When a thread applies UNLOCK to a mutex owned by the thread, the mutex becomes unlocked. If there were other threads waiting to LOCK the mutex, one of them is granted ownership of the mutex. If there were several threads waiting, one is selected arbitrarily.
One of the common problems in multithreaded programs are deadlocks. A deadlock occurs when two or more threads are waiting for each other to release a mutex and none of them can continue. A deadlock occurs also when a thread is waiting for a mutex that was locked by another thread that has terminated without releasing the mutex.
You are provided descriptions of some threads and your task is to decide whether deadlocks can occur.
Each of the threads is a sequence of instructions of the following form:
LOCK <mutex> UNLOCK <mutex>
You may assume the following about the commands:
The first line of input contains the number of threads M,(1 ≤ M ≤ 5) and is followed by M blocks describing each thread. The first line of a block describing thread i contains the number of instructions in this thread Ni, (1 ≤ Ni ≤ 10) and is followed by Ni lines with instructions. Instructions do not contain extraneous whitespace.
The first line of output must contain one number: D. D must be 1 if deadlocks are possible, or 0 if not.
If deadlocks are possible, the second line must describe a state of program in which a deadlock occurs. If there are several states with a deadlock, output any of them. In this case we are looking for complete deadlock, in which none of the threads can continue execution – a thread must be either terminated or blocked by a mutex. If deadlocks are not possible, the line must be empty.

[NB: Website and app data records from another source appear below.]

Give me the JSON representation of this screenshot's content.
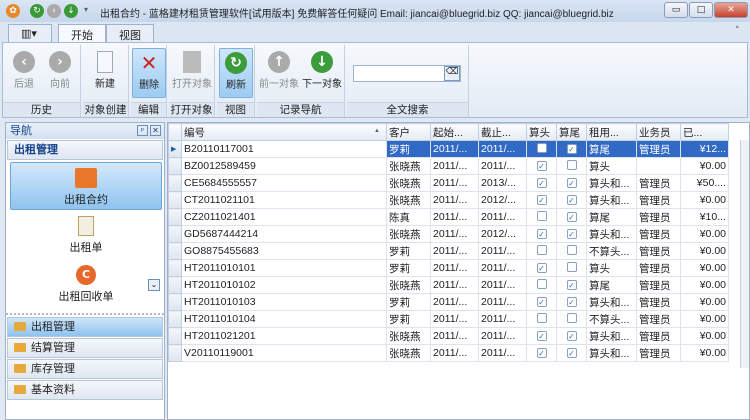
{
  "title": "出租合约 - 蓝格建材租赁管理软件[试用版本] 免费解答任何疑问 Email: jiancai@bluegrid.biz QQ: jiancai@bluegrid.biz",
  "tabs": [
    "开始",
    "视图"
  ],
  "ribbon": {
    "groups": [
      "历史",
      "对象创建",
      "编辑",
      "打开对象",
      "视图",
      "记录导航",
      "全文搜索"
    ],
    "back": "后退",
    "forward": "向前",
    "new": "新建",
    "delete": "删除",
    "open": "打开对象",
    "refresh": "刷新",
    "prev": "前一对象",
    "next": "下一对象",
    "search_value": ""
  },
  "nav": {
    "title": "导航",
    "section": "出租管理",
    "items": [
      "出租合约",
      "出租单",
      "出租回收单"
    ],
    "groups": [
      "出租管理",
      "结算管理",
      "库存管理",
      "基本资料"
    ]
  },
  "grid": {
    "columns": [
      "编号",
      "客户",
      "起始...",
      "截止...",
      "算头",
      "算尾",
      "租用...",
      "业务员",
      "已..."
    ],
    "rows": [
      [
        "B20110117001",
        "罗莉",
        "2011/...",
        "2011/...",
        false,
        true,
        "算尾",
        "管理员",
        "¥12..."
      ],
      [
        "BZ0012589459",
        "张晓燕",
        "2011/...",
        "2011/...",
        true,
        false,
        "算头",
        "",
        "¥0.00"
      ],
      [
        "CE5684555557",
        "张晓燕",
        "2011/...",
        "2013/...",
        true,
        true,
        "算头和...",
        "管理员",
        "¥50...."
      ],
      [
        "CT2011021101",
        "张晓燕",
        "2011/...",
        "2012/...",
        true,
        true,
        "算头和...",
        "管理员",
        "¥0.00"
      ],
      [
        "CZ2011021401",
        "陈真",
        "2011/...",
        "2011/...",
        false,
        true,
        "算尾",
        "管理员",
        "¥10..."
      ],
      [
        "GD5687444214",
        "张晓燕",
        "2011/...",
        "2012/...",
        true,
        true,
        "算头和...",
        "管理员",
        "¥0.00"
      ],
      [
        "GO8875455683",
        "罗莉",
        "2011/...",
        "2011/...",
        false,
        false,
        "不算头...",
        "管理员",
        "¥0.00"
      ],
      [
        "HT2011010101",
        "罗莉",
        "2011/...",
        "2011/...",
        true,
        false,
        "算头",
        "管理员",
        "¥0.00"
      ],
      [
        "HT2011010102",
        "张晓燕",
        "2011/...",
        "2011/...",
        false,
        true,
        "算尾",
        "管理员",
        "¥0.00"
      ],
      [
        "HT2011010103",
        "罗莉",
        "2011/...",
        "2011/...",
        true,
        true,
        "算头和...",
        "管理员",
        "¥0.00"
      ],
      [
        "HT2011010104",
        "罗莉",
        "2011/...",
        "2011/...",
        false,
        false,
        "不算头...",
        "管理员",
        "¥0.00"
      ],
      [
        "HT2011021201",
        "张晓燕",
        "2011/...",
        "2011/...",
        true,
        true,
        "算头和...",
        "管理员",
        "¥0.00"
      ],
      [
        "V20110119001",
        "张晓燕",
        "2011/...",
        "2011/...",
        true,
        true,
        "算头和...",
        "管理员",
        "¥0.00"
      ]
    ]
  }
}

State of program is described by specifying the zero-based index of current instruction for each thread in the order in which the threads are presented in input file. For a terminated thread, output −1 as the index. The indexes must be on a single line and separated by spaces.
2 1 LOCK X 2 LOCK Y LOCK X
1 -1 1